Musa x vittata
Musa x vittata W. Ackermann and E. Rodigas ex L. B. Van Houtte, Fl. Serres Jard. Eur. , t. 1510 - 1513 (1862 - 1865).
Accepted name Musa (AAB group) 'Vittata'
Musa x paradisiaca L., Species Plantarum : 1043 (1753).
Synonyms Musa sapientum var. vittata Hooker, Bot Mag. t. 5402 Authorities I have inferred the accepted name by analogy with Musa (AAB group) 'Koa'e' from Stover & Simmonds 1987.
The World Checklist of Monocotyledons lists Musa × vittata W.Ackm. ex Rodigas, J. Gén. Hort. 15: 25 (1862) as a synonym of Musa x sapientum var. vittata (W.Ackm. ex Rodigas) Hook.f., Bot. Mag. 89: t. 5402 (1863), Musa x paradisiaca var. vittata (W.Ackm. ex Rodigas) K.Schum. in H.G.A.Engler (ed.), Pflanzenr., IV, 45: 21 (1900) and Musa x paradisiaca L., Sp. Pl.: 1043 (1753) which is listed as an accepted name.
Section Distribution Description "Leaves and long fruits copiously striped with white. Spathes bright red inside."
References Anon 1906 : 22, Baker 1893: 213, Champion 1967 : 43, Graf Exotica, Horaninow 1862, Lessard 1992, RHS 1956, Stover & Simmonds 1987. Comments Published as Musa vittata the "x" is added to indicate its presumed hybridity. In this context Musa x paradisiaca should not be read as implying that Musa x vittata is Musa (AAB group) 'French' plantain, Cheesman's identification of Musa x paradisiaca L. (Cheesman 1948) but it does belong to the same genome group.
Hooker gives the reference W. Ackerman, ms. in Van Houtte, Flor. des Serres, t. 1510 - 1513. Hooker says that this plant was imported (into Europe) from the island of St. Thomas, or Sao Tomé, West Africa (see links above). On the other hand Lessard says 'Vittata' is the same as the Hawaian cultivar 'Koa'e' ('Aea'e') which is derived from or at least sometimes reverts to the cultivar 'Maia maoli' (or to 'Popoulu' according to Lessard).

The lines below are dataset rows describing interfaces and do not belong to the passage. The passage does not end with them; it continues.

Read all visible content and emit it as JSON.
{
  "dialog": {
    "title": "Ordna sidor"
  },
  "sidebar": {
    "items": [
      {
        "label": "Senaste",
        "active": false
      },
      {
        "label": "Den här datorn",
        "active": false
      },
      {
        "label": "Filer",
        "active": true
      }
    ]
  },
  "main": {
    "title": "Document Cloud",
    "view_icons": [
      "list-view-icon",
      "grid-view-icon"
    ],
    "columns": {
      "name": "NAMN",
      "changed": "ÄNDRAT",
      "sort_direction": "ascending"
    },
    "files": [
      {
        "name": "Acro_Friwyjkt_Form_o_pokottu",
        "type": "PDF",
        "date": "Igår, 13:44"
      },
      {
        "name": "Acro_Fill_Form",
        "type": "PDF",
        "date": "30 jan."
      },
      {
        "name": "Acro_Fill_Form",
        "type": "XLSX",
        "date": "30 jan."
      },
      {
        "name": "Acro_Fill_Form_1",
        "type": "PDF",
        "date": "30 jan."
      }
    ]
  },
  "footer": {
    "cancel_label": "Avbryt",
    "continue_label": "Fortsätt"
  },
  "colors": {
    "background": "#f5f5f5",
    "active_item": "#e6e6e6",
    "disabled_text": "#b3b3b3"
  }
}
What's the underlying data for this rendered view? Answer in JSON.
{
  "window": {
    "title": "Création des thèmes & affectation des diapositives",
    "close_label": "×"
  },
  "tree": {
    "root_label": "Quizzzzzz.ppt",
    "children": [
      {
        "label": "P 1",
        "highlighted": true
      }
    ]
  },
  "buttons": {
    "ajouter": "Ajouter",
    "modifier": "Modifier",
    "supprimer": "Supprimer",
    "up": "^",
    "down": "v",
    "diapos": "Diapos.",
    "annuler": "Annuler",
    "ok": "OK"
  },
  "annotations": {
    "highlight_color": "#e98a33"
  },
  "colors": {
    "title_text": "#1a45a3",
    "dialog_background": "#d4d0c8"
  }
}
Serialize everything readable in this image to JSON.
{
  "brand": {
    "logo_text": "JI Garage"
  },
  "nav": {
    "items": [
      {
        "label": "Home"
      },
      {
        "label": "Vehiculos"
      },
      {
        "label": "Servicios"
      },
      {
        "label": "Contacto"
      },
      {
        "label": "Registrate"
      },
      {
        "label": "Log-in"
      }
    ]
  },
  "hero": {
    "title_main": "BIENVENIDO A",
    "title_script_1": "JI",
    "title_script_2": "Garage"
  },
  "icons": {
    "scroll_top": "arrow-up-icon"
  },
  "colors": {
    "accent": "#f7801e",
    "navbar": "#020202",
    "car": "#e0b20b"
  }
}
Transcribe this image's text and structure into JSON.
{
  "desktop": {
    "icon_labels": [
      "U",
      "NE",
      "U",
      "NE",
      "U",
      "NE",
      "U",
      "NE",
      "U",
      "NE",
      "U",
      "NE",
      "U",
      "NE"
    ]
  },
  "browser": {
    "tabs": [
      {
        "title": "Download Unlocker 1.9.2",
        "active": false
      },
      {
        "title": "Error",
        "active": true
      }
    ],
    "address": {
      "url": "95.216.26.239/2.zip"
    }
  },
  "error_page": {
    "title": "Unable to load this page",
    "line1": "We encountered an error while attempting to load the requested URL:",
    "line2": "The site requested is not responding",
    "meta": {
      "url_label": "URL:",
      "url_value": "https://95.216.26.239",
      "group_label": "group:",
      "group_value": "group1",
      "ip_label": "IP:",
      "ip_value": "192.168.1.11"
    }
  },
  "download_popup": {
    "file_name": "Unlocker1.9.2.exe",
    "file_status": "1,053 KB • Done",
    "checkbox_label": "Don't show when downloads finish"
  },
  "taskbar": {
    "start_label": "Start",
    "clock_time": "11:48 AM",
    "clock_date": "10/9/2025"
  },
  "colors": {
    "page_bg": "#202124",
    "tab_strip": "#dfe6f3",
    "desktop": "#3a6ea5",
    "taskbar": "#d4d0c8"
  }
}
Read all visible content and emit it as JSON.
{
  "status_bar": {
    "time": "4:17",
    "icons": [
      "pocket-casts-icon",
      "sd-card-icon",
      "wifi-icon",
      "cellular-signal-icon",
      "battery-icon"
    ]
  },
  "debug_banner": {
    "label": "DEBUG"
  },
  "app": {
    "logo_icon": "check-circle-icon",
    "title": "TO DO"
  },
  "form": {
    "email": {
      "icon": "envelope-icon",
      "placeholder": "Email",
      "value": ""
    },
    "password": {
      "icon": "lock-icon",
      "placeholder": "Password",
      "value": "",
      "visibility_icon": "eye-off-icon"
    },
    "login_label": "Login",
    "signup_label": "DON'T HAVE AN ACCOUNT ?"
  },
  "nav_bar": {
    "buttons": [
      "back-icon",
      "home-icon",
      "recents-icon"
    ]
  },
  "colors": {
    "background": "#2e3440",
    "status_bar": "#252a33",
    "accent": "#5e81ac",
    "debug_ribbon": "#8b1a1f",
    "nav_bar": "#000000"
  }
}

This is one of a number of variegated Musa. Others include:
Musa basjoo 'Variegata'
Musa (AAA group) 'Dwarf Cavendish' several un-named clone
Musa (AAB group) 'Koa'e' = Musa (AAB group) 'Aea'e'
Musa (AAB group) 'Banane panachee'
Musa (AAB group) 'Anil Vazhai' or 'Variegated French Plantain'
Variegated bananas are unstable sectoral chimeras. This instability prevents them being micropropagated so they must be propagated conventionally. Coupled with their desirability as ornamentals, they are thus not readily obtained compared to non-variegated types and are relatively expensive. Variegated plants arise occasionally as 'sports' during micropropagation but such plants commonly 'grow out' of the variegation.
There is one image of Musa sapientum var. vittata at http://www.botanicus.org/page/439066
last updated 02/05/2008